Quick Guide

Preparation Time:
10 to 30 minutes

Learning Time:
10 to 30 minutes

Estimated Materials Cost:
$1 - $5 per group of students

Age Range:
Ages 8 - 14

Resource Types:
Activity, Experiment/Lab Activity, Lesson/Lesson Plan

English, Spanish

Materials List (per group of students)

  • 1 strawberry
  • 1 sealing plastic bag (e.g., Ziploc)
  • 1/2 teaspoon liquid dish soap
  • 1/4 cup isopropyl alcohol, 99% concentration, well-chilled
  • 1 pinch meat tenderizer
  • 1 tablespoon salt
  • 2 tall, clear, narrow plastic cups
  • 1 plastic spoon
  • 1 pop-top squeeze bottle (e.g., water or sports drink)
  • freezer or bucket of ice (for entire class)


  • Life Sciences
    • Diversity of Life
      • Plants
      • Viruses and Bacteria
    • Heredity and Genetics
      • DNA Structure and Function
  • Physical Sciences
    • Chemistry
      • Chemistry of Life
      • Solutions
    • States of Matter
      • Liquids

Informal Categories

  • Food and Cooking


To use this activity, learners need to:

  • see
  • see color
  • read
  • touch

Learning styles supported:

  • Involves teamwork and communication skills
  • Involves hands-on or lab activities


Foreign language versions of this resource:

Components that are part of this resource:

Includes alignment to state and/or national standards:

Access Rights:

  • Free access


  • Oregon Museum of Science and Industry


  • All rights reserved, Oregon Museum of Science and Industry, 2007
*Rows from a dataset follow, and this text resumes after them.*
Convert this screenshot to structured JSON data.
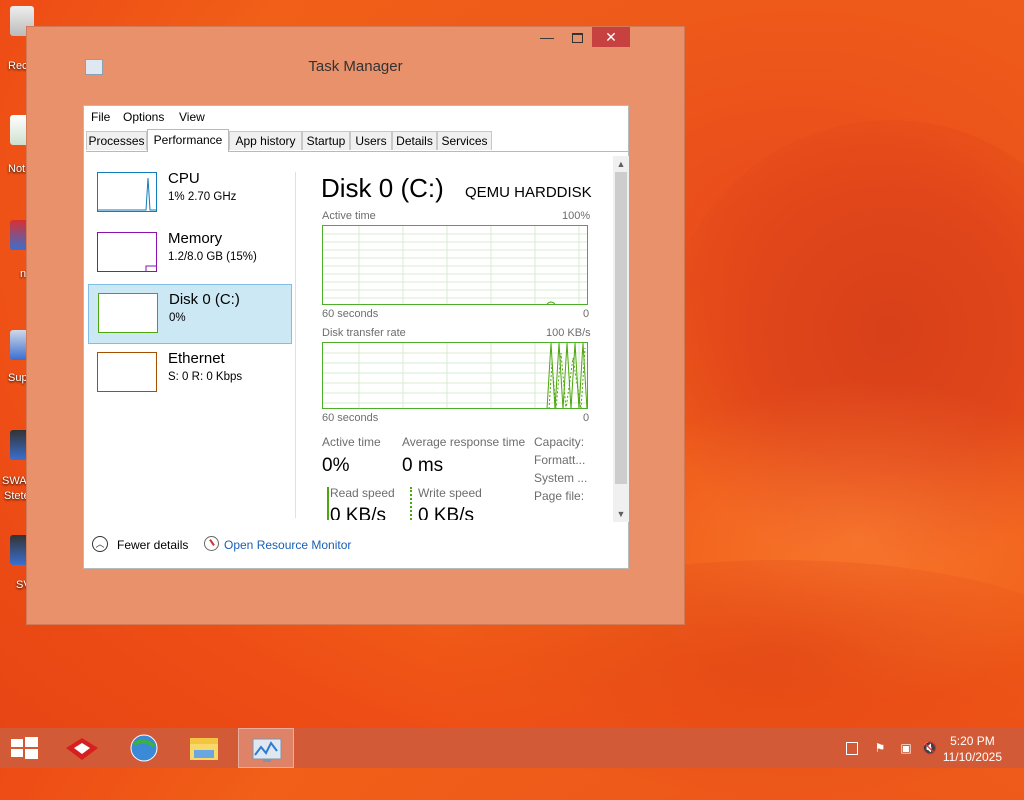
{
  "desktop": {
    "icons": [
      {
        "label": "Rec"
      },
      {
        "label": "Not"
      },
      {
        "label": "n"
      },
      {
        "label": "Sup"
      },
      {
        "label": "SWA"
      },
      {
        "label": "Stete"
      },
      {
        "label": "SV"
      }
    ]
  },
  "window": {
    "title": "Task Manager",
    "controls": {
      "minimize": "—",
      "maximize": "",
      "close": "✕"
    }
  },
  "menu": [
    "File",
    "Options",
    "View"
  ],
  "tabs": [
    "Processes",
    "Performance",
    "App history",
    "Startup",
    "Users",
    "Details",
    "Services"
  ],
  "active_tab": "Performance",
  "resources": [
    {
      "name": "CPU",
      "value": "1% 2.70 GHz",
      "color": "#117dbb"
    },
    {
      "name": "Memory",
      "value": "1.2/8.0 GB (15%)",
      "color": "#8b12ae"
    },
    {
      "name": "Disk 0 (C:)",
      "value": "0%",
      "color": "#4da60c"
    },
    {
      "name": "Ethernet",
      "value": "S: 0 R: 0 Kbps",
      "color": "#a74f01"
    }
  ],
  "detail": {
    "title": "Disk 0 (C:)",
    "model": "QEMU HARDDISK",
    "graph1": {
      "label": "Active time",
      "max": "100%",
      "time": "60 seconds",
      "min": "0"
    },
    "graph2": {
      "label": "Disk transfer rate",
      "max": "100 KB/s",
      "time": "60 seconds",
      "min": "0"
    },
    "stats": {
      "active_time_label": "Active time",
      "active_time_value": "0%",
      "avg_resp_label": "Average response time",
      "avg_resp_value": "0 ms",
      "read_label": "Read speed",
      "read_value": "0 KB/s",
      "write_label": "Write speed",
      "write_value": "0 KB/s"
    },
    "props": [
      "Capacity:",
      "Formatt...",
      "System ...",
      "Page file:"
    ]
  },
  "footer": {
    "fewer": "Fewer details",
    "resmon": "Open Resource Monitor"
  },
  "taskbar": {
    "time": "5:20 PM",
    "date": "11/10/2025"
  },
  "colors": {
    "accent_close": "#c74141",
    "link": "#1a5fb4",
    "window_frame": "#e8916a"
  }
}
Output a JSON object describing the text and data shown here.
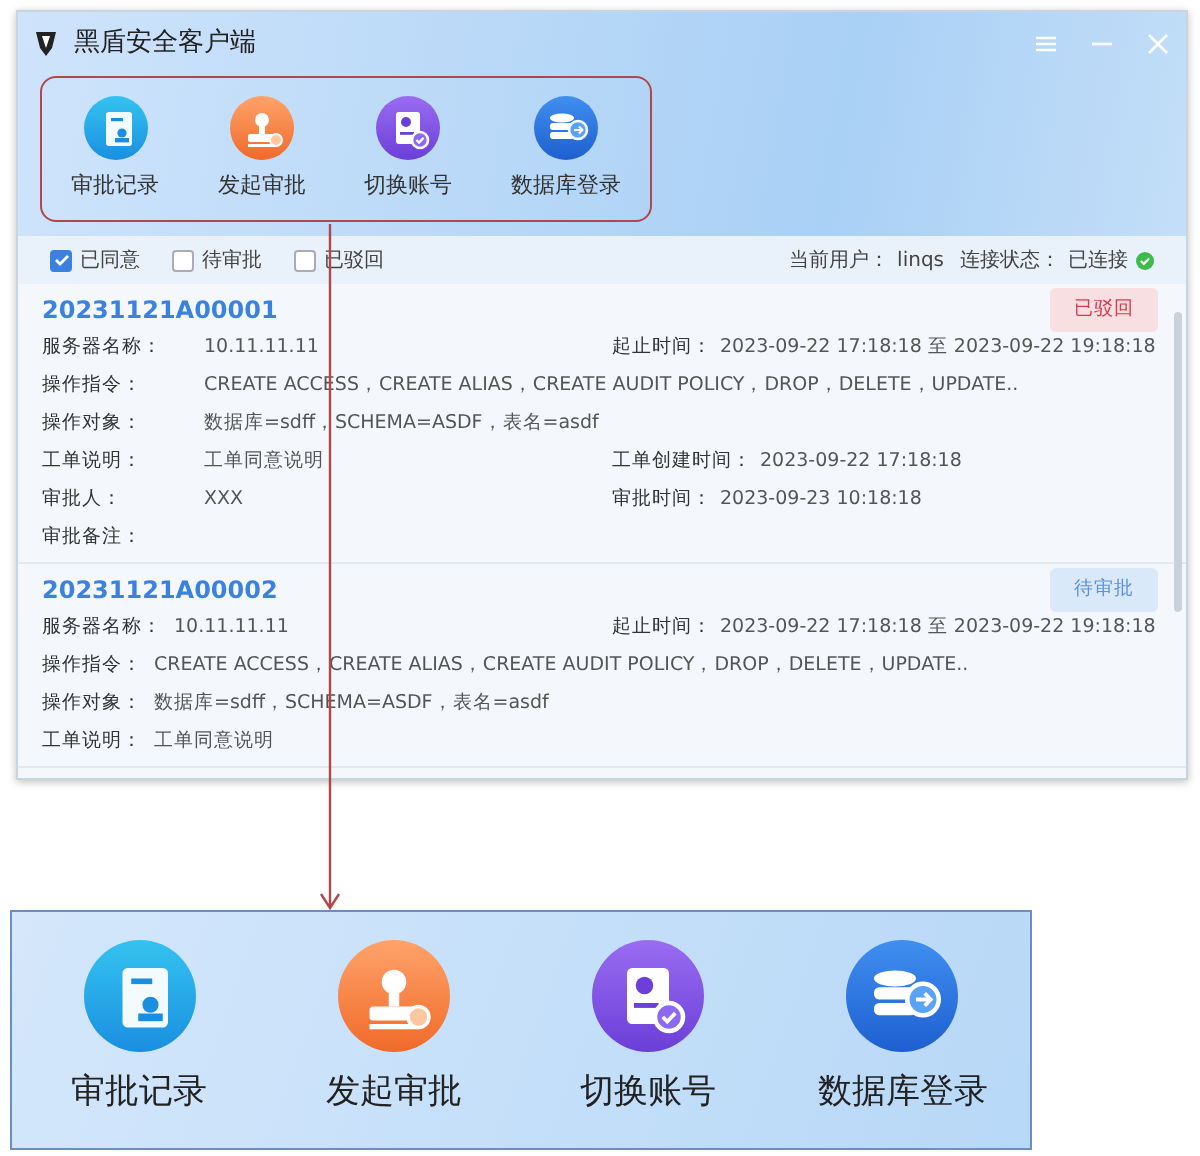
{
  "window": {
    "title": "黑盾安全客户端"
  },
  "toolbar": {
    "buttons": [
      {
        "label": "审批记录",
        "kind": "records"
      },
      {
        "label": "发起审批",
        "kind": "stamp"
      },
      {
        "label": "切换账号",
        "kind": "account"
      },
      {
        "label": "数据库登录",
        "kind": "database"
      }
    ]
  },
  "filters": [
    {
      "label": "已同意",
      "checked": true
    },
    {
      "label": "待审批",
      "checked": false
    },
    {
      "label": "已驳回",
      "checked": false
    }
  ],
  "status": {
    "user_label": "当前用户：",
    "user": "linqs",
    "connection_label": "连接状态：",
    "connection": "已连接"
  },
  "records": [
    {
      "id": "20231121A00001",
      "status": {
        "label": "已驳回",
        "kind": "rejected"
      },
      "rows": [
        {
          "left": {
            "label": "服务器名称：",
            "value": "10.11.11.11"
          },
          "right": {
            "label": "起止时间：",
            "value": "2023-09-22 17:18:18 至 2023-09-22 19:18:18"
          }
        },
        {
          "left": {
            "label": "操作指令：",
            "value": "CREATE ACCESS，CREATE ALIAS，CREATE AUDIT POLICY，DROP，DELETE，UPDATE.."
          }
        },
        {
          "left": {
            "label": "操作对象：",
            "value": "数据库=sdff，SCHEMA=ASDF，表名=asdf"
          }
        },
        {
          "left": {
            "label": "工单说明：",
            "value": "工单同意说明"
          },
          "right": {
            "label": "工单创建时间：",
            "value": "2023-09-22 17:18:18"
          }
        },
        {
          "left": {
            "label": "审批人：",
            "value": "XXX"
          },
          "right": {
            "label": "审批时间：",
            "value": "2023-09-23 10:18:18"
          }
        },
        {
          "left": {
            "label": "审批备注："
          }
        }
      ]
    },
    {
      "id": "20231121A00002",
      "status": {
        "label": "待审批",
        "kind": "pending"
      },
      "rows": [
        {
          "left": {
            "label": "服务器名称：",
            "value": "10.11.11.11"
          },
          "right": {
            "label": "起止时间：",
            "value": "2023-09-22 17:18:18 至 2023-09-22 19:18:18"
          }
        },
        {
          "left": {
            "label": "操作指令：",
            "value": "CREATE ACCESS，CREATE ALIAS，CREATE AUDIT POLICY，DROP，DELETE，UPDATE.."
          }
        },
        {
          "left": {
            "label": "操作对象：",
            "value": "数据库=sdff，SCHEMA=ASDF，表名=asdf"
          }
        },
        {
          "left": {
            "label": "工单说明：",
            "value": "工单同意说明"
          }
        }
      ]
    }
  ],
  "callout": {
    "buttons": [
      {
        "label": "审批记录",
        "kind": "records"
      },
      {
        "label": "发起审批",
        "kind": "stamp"
      },
      {
        "label": "切换账号",
        "kind": "account"
      },
      {
        "label": "数据库登录",
        "kind": "database"
      }
    ]
  }
}
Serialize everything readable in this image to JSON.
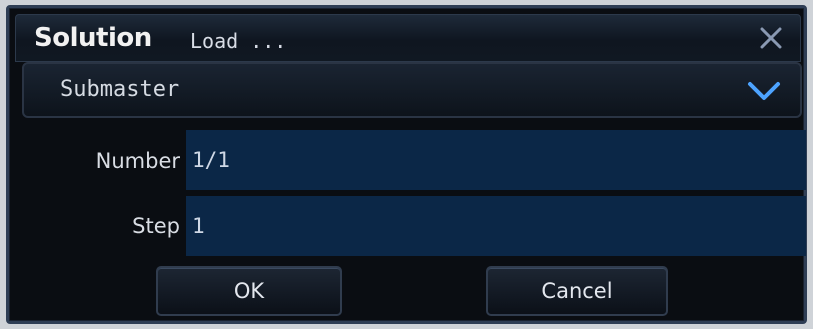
{
  "window": {
    "brand": "Solution",
    "title": "Load ..."
  },
  "dropdown": {
    "selected": "Submaster"
  },
  "fields": [
    {
      "label": "Number",
      "value": "1/1"
    },
    {
      "label": "Step",
      "value": "1"
    }
  ],
  "buttons": {
    "ok_label": "OK",
    "cancel_label": "Cancel"
  },
  "icons": {
    "close": "close-icon",
    "dropdown": "chevron-down-icon"
  },
  "colors": {
    "accent": "#0b2747",
    "chevron": "#4da3ff"
  }
}
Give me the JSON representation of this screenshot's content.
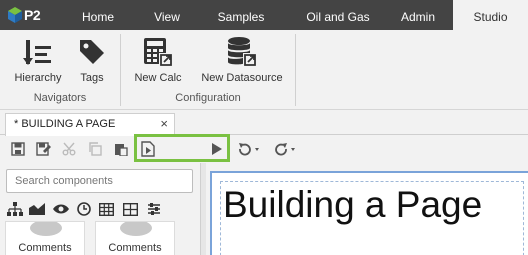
{
  "app": {
    "logo_text": "P2",
    "nav_tabs": [
      {
        "label": "Home"
      },
      {
        "label": "View"
      },
      {
        "label": "Samples"
      },
      {
        "label": "Oil and Gas"
      },
      {
        "label": "Admin"
      },
      {
        "label": "Studio",
        "active": true
      }
    ]
  },
  "ribbon": {
    "groups": [
      {
        "label": "Navigators",
        "buttons": [
          {
            "label": "Hierarchy",
            "icon": "hierarchy-icon"
          },
          {
            "label": "Tags",
            "icon": "tag-icon"
          }
        ]
      },
      {
        "label": "Configuration",
        "buttons": [
          {
            "label": "New Calc",
            "icon": "calculator-icon"
          },
          {
            "label": "New Datasource",
            "icon": "database-icon"
          }
        ]
      }
    ]
  },
  "document_tab": {
    "label": "* BUILDING A PAGE",
    "close": "×"
  },
  "toolbar": {
    "icons": [
      "save-icon",
      "save-as-icon",
      "cut-icon",
      "copy-icon",
      "paste-icon",
      "preview-icon",
      "play-icon",
      "undo-icon",
      "redo-icon"
    ]
  },
  "components_panel": {
    "search_placeholder": "Search components",
    "category_icons": [
      "hierarchy-icon",
      "area-chart-icon",
      "eye-icon",
      "clock-icon",
      "table-icon",
      "grid-icon",
      "sliders-icon"
    ],
    "items": [
      {
        "label": "Comments"
      },
      {
        "label": "Comments"
      }
    ]
  },
  "canvas": {
    "page_title": "Building a Page"
  },
  "colors": {
    "nav_bg": "#444444",
    "highlight": "#7ac142",
    "canvas_border": "#7aa3d9"
  }
}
Funding Sources:

  • National Science Foundation
  • Camille and Henry Dreyfus Foundation